On the heels of a widespread ransomware attack that may have used leaked National Security Agency hacking methods, Microsoft is calling for governments to cease stockpiling secret means of bypassing software security.
“Repeatedly, exploits in the hands of governments have leaked into the public domain and caused widespread damage. An equivalent scenario with conventional weapons would be the U.S. military having some of its Tomahawk missiles stolen,” wrote Brad Smith, president and chief legal officer at Microsoft, on a company blog Sunday evening.
WanaDecrypt0r, alternately known by names like Wanna Cry, struck hundreds of thousands of computers in more than 100 nations since the attack began Friday morning, with victims ranging from hospitals in the U.K. to a telecom in Spain, U.S.-based FedEx to the Russian Ministry of the Interior.
WanaDecrypt0r was so virulent in part because it used a Windows hacking tool that appears to have been stolen and leaked from the NSA. Though Microsoft had patched the security hole in Windows that tool used in March before it was leaked in April, businesses often lag in installing updates for reasons including industry-specific software being incompatible with the most current version of operating systems.

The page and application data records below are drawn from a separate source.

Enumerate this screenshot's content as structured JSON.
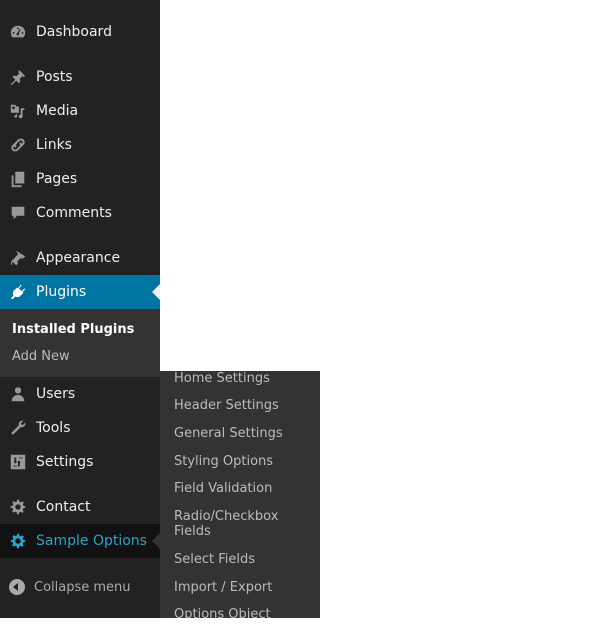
{
  "menu": {
    "items": [
      {
        "label": "Dashboard",
        "icon": "dashboard-icon"
      },
      {
        "label": "Posts",
        "icon": "pin-icon"
      },
      {
        "label": "Media",
        "icon": "media-icon"
      },
      {
        "label": "Links",
        "icon": "link-icon"
      },
      {
        "label": "Pages",
        "icon": "pages-icon"
      },
      {
        "label": "Comments",
        "icon": "comment-icon"
      },
      {
        "label": "Appearance",
        "icon": "paintbrush-icon"
      },
      {
        "label": "Plugins",
        "icon": "plugin-icon",
        "state": "current"
      },
      {
        "label": "Users",
        "icon": "user-icon"
      },
      {
        "label": "Tools",
        "icon": "wrench-icon"
      },
      {
        "label": "Settings",
        "icon": "settings-icon"
      },
      {
        "label": "Contact",
        "icon": "gear-icon"
      },
      {
        "label": "Sample Options",
        "icon": "gear-icon",
        "state": "hover"
      }
    ],
    "plugins_submenu": [
      {
        "label": "Installed Plugins",
        "current": true
      },
      {
        "label": "Add New"
      }
    ],
    "collapse_label": "Collapse menu"
  },
  "flyout": {
    "items": [
      "Home Settings",
      "Header Settings",
      "General Settings",
      "Styling Options",
      "Field Validation",
      "Radio/Checkbox Fields",
      "Select Fields",
      "Import / Export",
      "Options Object"
    ]
  },
  "colors": {
    "menu_bg": "#222222",
    "submenu_bg": "#333333",
    "current_bg": "#0074a2",
    "hover_text": "#2ea2cc",
    "text": "#eeeeee"
  }
}
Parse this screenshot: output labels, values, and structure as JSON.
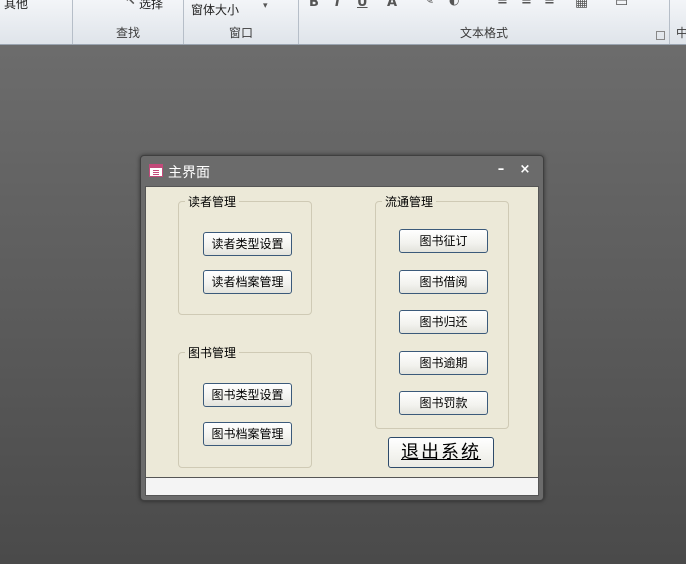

“[I]n February [we called] for a new “Digital Geneva Convention” to govern these issues, including a new requirement for governments to report vulnerabilities to vendors, rather than stockpile, sell, or exploit them,” wrote Smith.